Thoracic spine nerve roots

There are 12 pairs of thoracic spine nerve roots, also known as T1 to T12, which are located between the neck and lower back. These nerve roots are made of two types of fibers that send signals between the spine, brain, torso and abdomen — the anterior fibers and the posterior fibers. Anterior fibers of each thoracic nerve root direct motor information from the brain to receptors throughout the torso and abdomen. Posterior fibers relay sensory information back to the brain.

Similar to nerve roots in neighboring regions, thoracic spine nerve roots enter and exit the spinal column through the foramina, or tiny spaces between each thoracic vertebra. To learn about how a nerve can become pinched in this area of the spine and find out the treatments available to ease your chronic pain and discomfort, read the following article.

Nerve compression in the thoracic spine

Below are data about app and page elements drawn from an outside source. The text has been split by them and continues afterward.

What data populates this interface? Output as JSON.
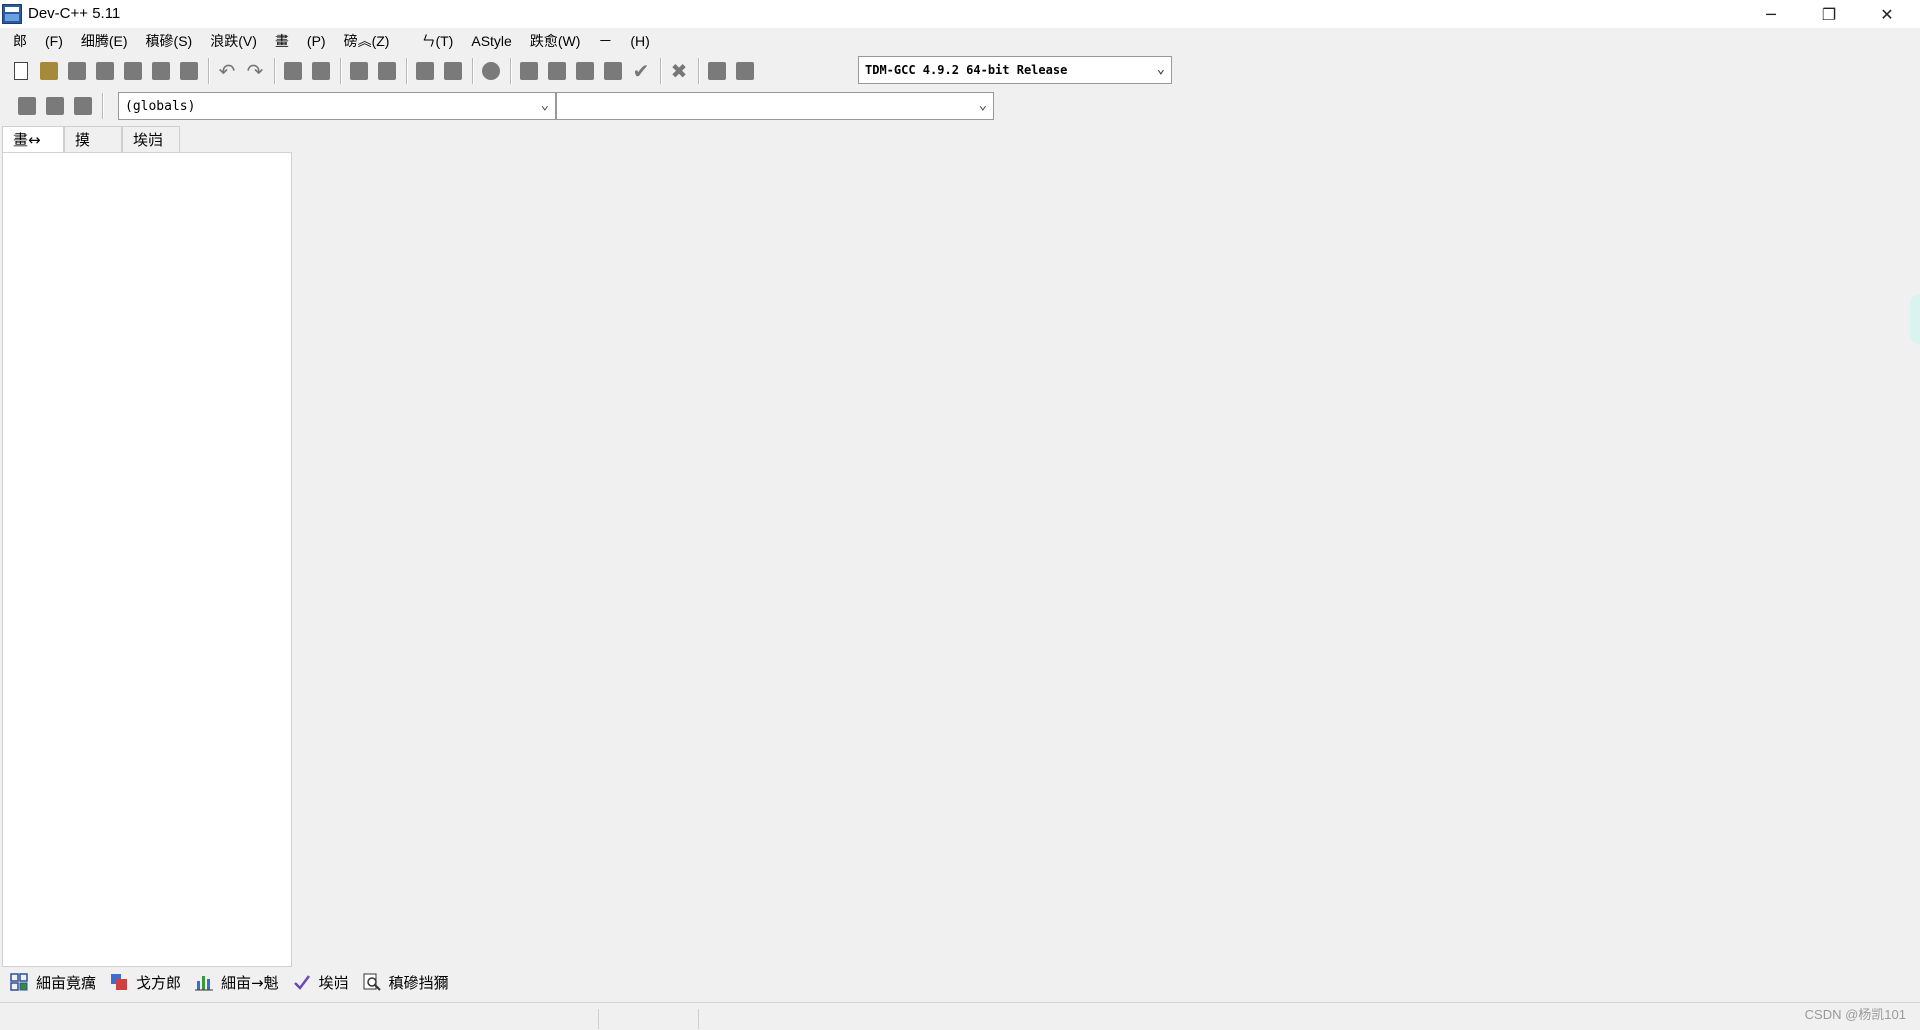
{
  "window": {
    "title": "Dev-C++ 5.11",
    "minimize": "─",
    "restore": "❐",
    "close": "✕"
  },
  "menu": [
    "郎",
    "(F)",
    "细腾(E)",
    "稹磣(S)",
    "浪跌(V)",
    "畫",
    "(P)",
    "磅︽(Z)",
    "ㄣ(T)",
    "AStyle",
    "跌愈(W)",
    "－",
    "(H)"
  ],
  "toolbar": {
    "compiler": "TDM-GCC 4.9.2 64-bit Release"
  },
  "scope": {
    "globals": "(globals)",
    "member": ""
  },
  "left_tabs": [
    "畫↔",
    "摸",
    "埃岿"
  ],
  "bottom_tabs": [
    {
      "label": "細亩竟癘",
      "icon": "grid-icon"
    },
    {
      "label": "戈方郎",
      "icon": "resources-icon"
    },
    {
      "label": "細亩→魁",
      "icon": "chart-icon"
    },
    {
      "label": "埃岿",
      "icon": "check-icon"
    },
    {
      "label": "稹磣挡獮",
      "icon": "search-icon"
    }
  ],
  "watermark": "CSDN @杨凯101"
}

The thoracic vertebrae are attached to the rib cage, giving them extra stability and structure. This means they are less likely to sustain injury than the neck or lower back, which are built to be more flexible. Even so, thoracic nerve roots can still become compressed due to debilitating conditions, such as herniated discs, bulging discs, bone spurs and spinal stenosis. If a nerve root in the thoracic spine becomes pinched, the following symptoms can develop:

  • Pain surrounding the rib cage, abdomen or inner arms
  • Numbness or tingling in the area of the kidneys
  • Discomfort surrounding the lungs
  • Tightness or weakness in the area of the diaphragm

Treating a pinched nerve in the thoracic spine

For many patients, conservative treatment is an effective method of pain relief for a compressed nerve in the thoracic spine. Conservative treatment is considered any nonsurgical method and can include the following:

  • Physical therapy
  • Chiropractic care
  • Stretching exercises
  • Pain medication
  • Low-impact exercises
  • Pilates and yoga
  • Corticosteroid injections

If these treatments are not effective after several weeks or months, your doctor may recommend spine surgery. While this option may seem overwhelming, there is a type of surgery that can help reduce the risks and the length of recovery associated with traditional open back surgery — the minimally invasive spine surgery at Laser Spine Institute.^

Since 2005, our minimally invasive decompression surgery and minimally invasive stabilization surgery has helped thousands of patients find relief from chronic neck and back pain. Our procedures focus on relieving pressure on the pinched nerve and regaining stability in the spine. Find out if our minimally invasive spine surgery would be effective for your thoracic spine condition by contacting us today.

Our board-certified surgeons+ use small incisions that do not unnecessarily disrupt the muscles or ligaments surrounding the spine to ease any condition located at the thoracic level of the spine. To find out if you are a potential candidate for our outpatient procedures, reach out to our dedicated team today and ask for a free MRI review.*